Still, suing individuals would be much less cost effective to the music and movie studios than merely securing legislation forcing ISPs to ban filesharers. As Australia has a system of checks and balances, the copyright organizations could still pour their money into lobbying Australian legislators to push through legislation reversing the court verdict. They also have up to 21 days to appeal the verdict.
The Australian decision is of significant interest to the United States' own piracy debate. In the U.S. the cost of lawsuits has forced the RIAA and MPAA to scale back their legal campaigns against individual citizens. However, they did secure an ally in America's third largest broadband provider, Verizon. Verizon recently began
sending warning letters
to customers who fileshare to "educate" them on the dangers.
This article is over a month old, voting and posting comments is disabled
RE: what a concept
2/5/2010 6:19:55 PM
Some people have been saying that those 'John Doe' lawsuits are not legal however, and a lot of courts have cast leery eyes on them while not daring to totally ban them.
RE: what a concept
2/7/2010 7:51:37 AM
Can someone actually explain to me what evidence the RIAA/MPAA actually present to the court to say that you've been naughty. If it's merely IP logs from their end that really doesn't do a damned thing in my mind to say that a copyrighted file was ever transferred to/from my computer.
To actually prove it to me they'd need to show me my hard drive with the files present but if I was an illegal file sharer I'd delete those files the moment I received the extortion letter.
"People Don't Respect Confidentiality in This Industry" -- Sony Computer Entertainment of America President and CEO Jack Tretton
Verizon and CNET Resort to He Said She Said, But Message is Clear: No Filesharer Cutoffs
January 22, 2010, 1:39 PM
British Taxpayers May Have to Pay Over $1B USD for Piracy Bill
December 29, 2009, 1:47 PM
Australian Government Plans to Terminate Filesharers
February 19, 2008, 12:24 AM
Twitter Senior VP: "Diversity is Important, But We Can’t Lower the Bar"
November 9, 2015, 9:59 AM
CNN Resorts to Internet Censorship to Promote Clinton Over Senator Sanders

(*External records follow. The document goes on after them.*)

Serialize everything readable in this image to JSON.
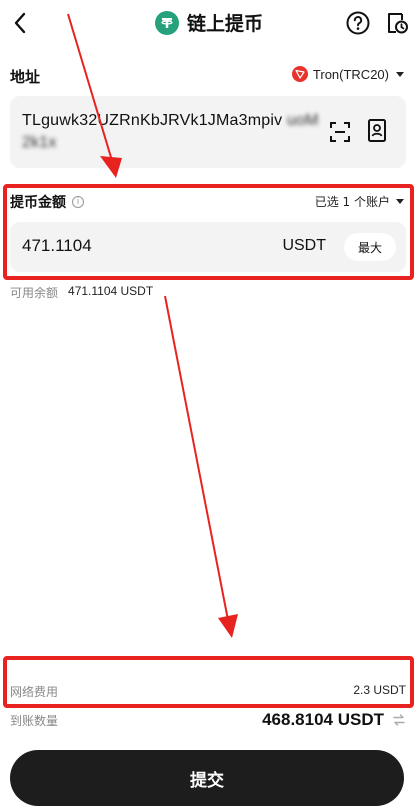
{
  "header": {
    "title": "链上提币",
    "back_icon": "chevron-left-icon",
    "help_icon": "question-circle-icon",
    "history_icon": "document-clock-icon"
  },
  "address": {
    "label": "地址",
    "network": "Tron(TRC20)",
    "value_visible": "TLguwk32UZRnKbJRVk1JMa3mpiv",
    "value_blurred": "uoM2k1x"
  },
  "amount": {
    "label": "提币金额",
    "account_selector": "已选 1 个账户",
    "value": "471.1104",
    "unit": "USDT",
    "max_label": "最大"
  },
  "available": {
    "label": "可用余额",
    "value": "471.1104 USDT"
  },
  "fee": {
    "label": "网络费用",
    "value": "2.3 USDT"
  },
  "receive": {
    "label": "到账数量",
    "value": "468.8104 USDT"
  },
  "submit_label": "提交",
  "colors": {
    "accent": "#1d1d1d",
    "tether": "#26a17b",
    "tron": "#e8322b",
    "annotation": "#e8231f"
  }
}
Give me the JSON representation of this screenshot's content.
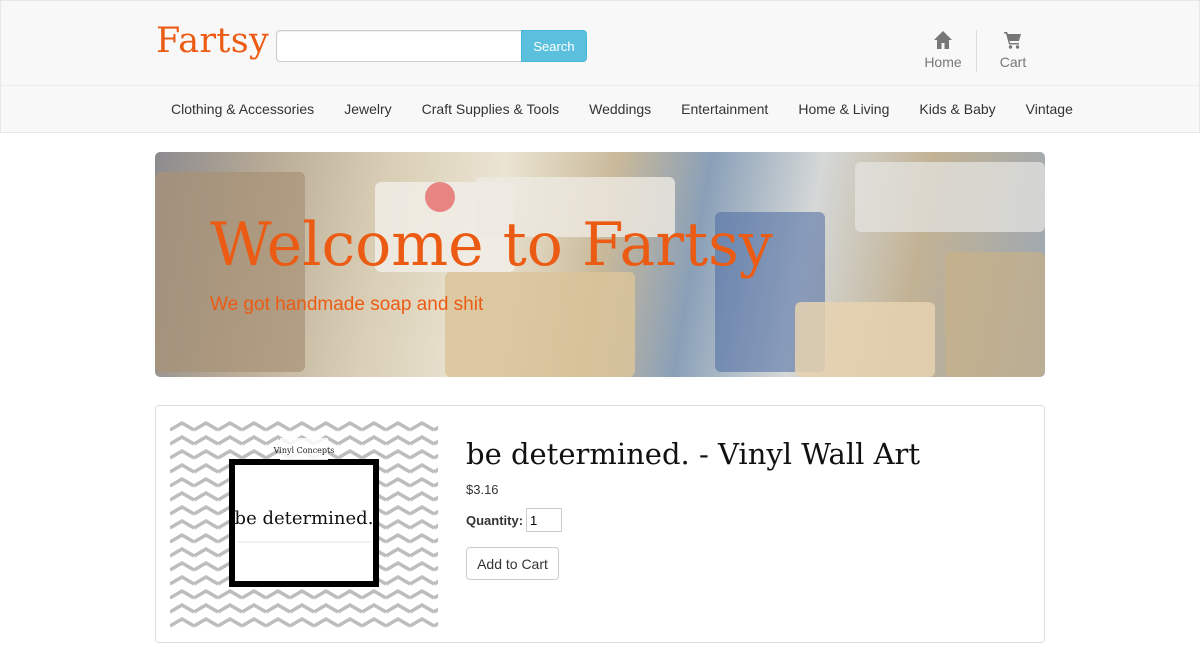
{
  "header": {
    "brand": "Fartsy",
    "search": {
      "value": "",
      "placeholder": "",
      "button_label": "Search"
    },
    "nav_right": [
      {
        "label": "Home",
        "icon": "home-icon"
      },
      {
        "label": "Cart",
        "icon": "cart-icon"
      }
    ]
  },
  "categories": [
    "Clothing & Accessories",
    "Jewelry",
    "Craft Supplies & Tools",
    "Weddings",
    "Entertainment",
    "Home & Living",
    "Kids & Baby",
    "Vintage"
  ],
  "hero": {
    "title": "Welcome to Fartsy",
    "subtitle": "We got handmade soap and shit"
  },
  "product": {
    "image_text": "be determined.",
    "image_logo_text": "Vinyl Concepts",
    "title": "be determined. - Vinyl Wall Art",
    "price": "$3.16",
    "quantity_label": "Quantity:",
    "quantity_value": "1",
    "add_to_cart_label": "Add to Cart"
  },
  "colors": {
    "brand": "#ec5b13",
    "search_button": "#5bc0de",
    "navbar_bg": "#f8f8f8",
    "muted_text": "#777777"
  }
}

October 15, 2015, 2:47 PM
Breaking Bad: How to Crash Google's Chrome Browser With Just 8 Characters
September 23, 2015, 11:08 AM
Quick Note: Amazon UK Offers £10 Back on Any Order £50 or Over

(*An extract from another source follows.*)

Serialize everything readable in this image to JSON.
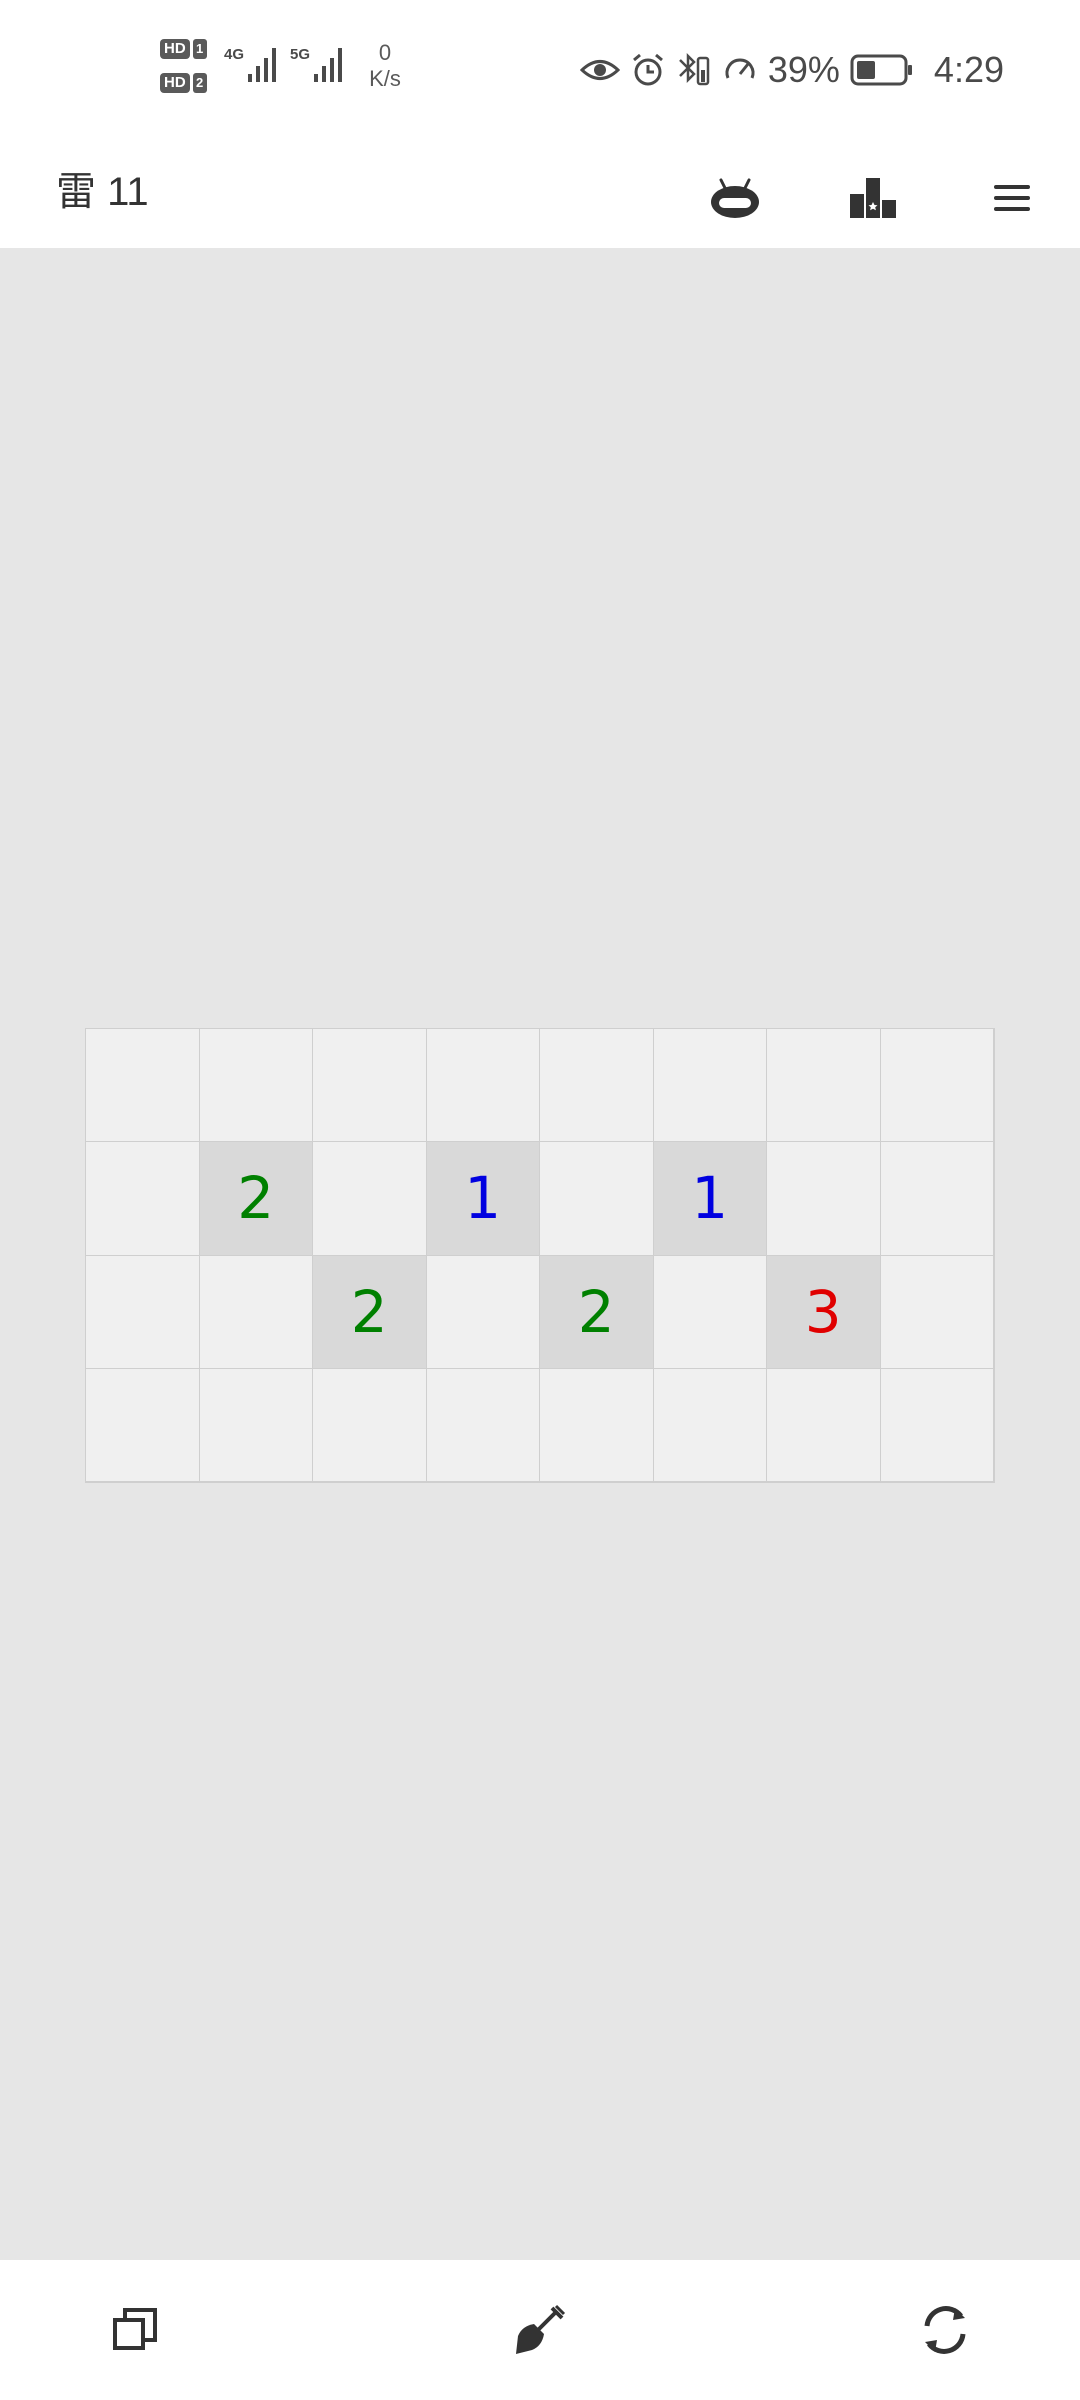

August 3, 2015, 12:05 PM
Editorial: Reddit Allows Itself to be Hijacked as a Hate Platform For Racist Bigots
July 21, 2015, 6:32 PM
Mozilla and Facebook to Adobe: It's Time to Kill Flash

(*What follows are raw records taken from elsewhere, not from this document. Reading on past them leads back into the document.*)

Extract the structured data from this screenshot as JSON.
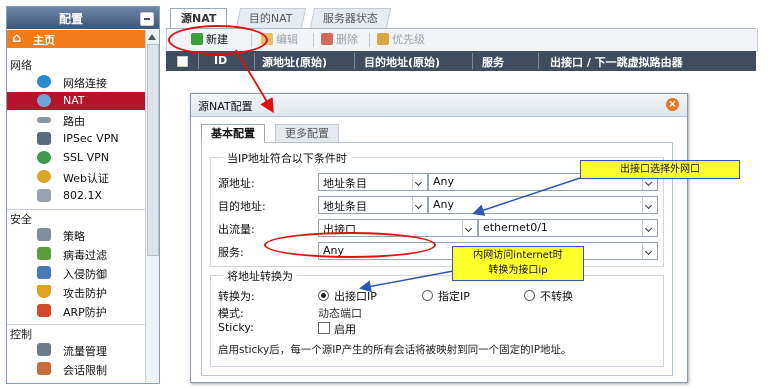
{
  "sidebar": {
    "header": "配置",
    "home": "主页",
    "sections": [
      {
        "title": "网络",
        "items": [
          "网络连接",
          "NAT",
          "路由",
          "IPSec VPN",
          "SSL VPN",
          "Web认证",
          "802.1X"
        ]
      },
      {
        "title": "安全",
        "items": [
          "策略",
          "病毒过滤",
          "入侵防御",
          "攻击防护",
          "ARP防护"
        ]
      },
      {
        "title": "控制",
        "items": [
          "流量管理",
          "会话限制"
        ]
      }
    ],
    "active_item": "NAT"
  },
  "tabs": [
    "源NAT",
    "目的NAT",
    "服务器状态"
  ],
  "toolbar": {
    "new": "新建",
    "edit": "编辑",
    "delete": "删除",
    "priority": "优先级"
  },
  "table_header": [
    "ID",
    "源地址(原始)",
    "目的地址(原始)",
    "服务",
    "出接口 / 下一跳虚拟路由器"
  ],
  "dialog": {
    "title": "源NAT配置",
    "tabs": [
      "基本配置",
      "更多配置"
    ],
    "condition_legend": "当IP地址符合以下条件时",
    "src_label": "源地址:",
    "src_type": "地址条目",
    "src_value": "Any",
    "dst_label": "目的地址:",
    "dst_type": "地址条目",
    "dst_value": "Any",
    "egress_label": "出流量:",
    "egress_type": "出接口",
    "egress_value": "ethernet0/1",
    "service_label": "服务:",
    "service_value": "Any",
    "translate_legend": "将地址转换为",
    "translate_label": "转换为:",
    "translate_options": [
      "出接口IP",
      "指定IP",
      "不转换"
    ],
    "translate_selected": "出接口IP",
    "mode_label": "模式:",
    "mode_value": "动态端口",
    "sticky_label": "Sticky:",
    "sticky_option": "启用",
    "sticky_note": "启用sticky后，每一个源IP产生的所有会话将被映射到同一个固定的IP地址。"
  },
  "annotations": {
    "callout1": "出接口选择外网口",
    "callout2_line1": "内网访问internet时",
    "callout2_line2": "转换为接口ip"
  },
  "colors": {
    "home": "#f07c1a",
    "active": "#b5142a",
    "header": "#3f4d5f",
    "callout": "#ffff2a",
    "highlight": "#dd1111"
  }
}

July 20, 2015, 6:30 PM
Latest Blog Posts
Sceptre Airs 27", 120 Hz. 1080p Monitor/HDTV w/ 5 ms Response Time for $220
Dec 3, 2014, 10:32 PM
Costco Gives Employees Thanksgiving Off; Wal-Mart Leads "Black Thursday" Charge
Oct 29, 2014, 9:57 PM
"Bear Selfies" Fad Could Turn Deadly, Warn Nevada Wildlife Officials
Oct 28, 2014, 12:00 PM
The Surface Mini That Was Never Released Gets "Hands On" Treatment
Sep 26, 2014, 8:22 AM
ISIS Imposes Ban on Teaching Evolution in Iraq
Sep 17, 2014, 5:22 PM
More Blog Posts
Copyright 2016 DailyTech LLC. -
Terms, Conditions & Privacy Information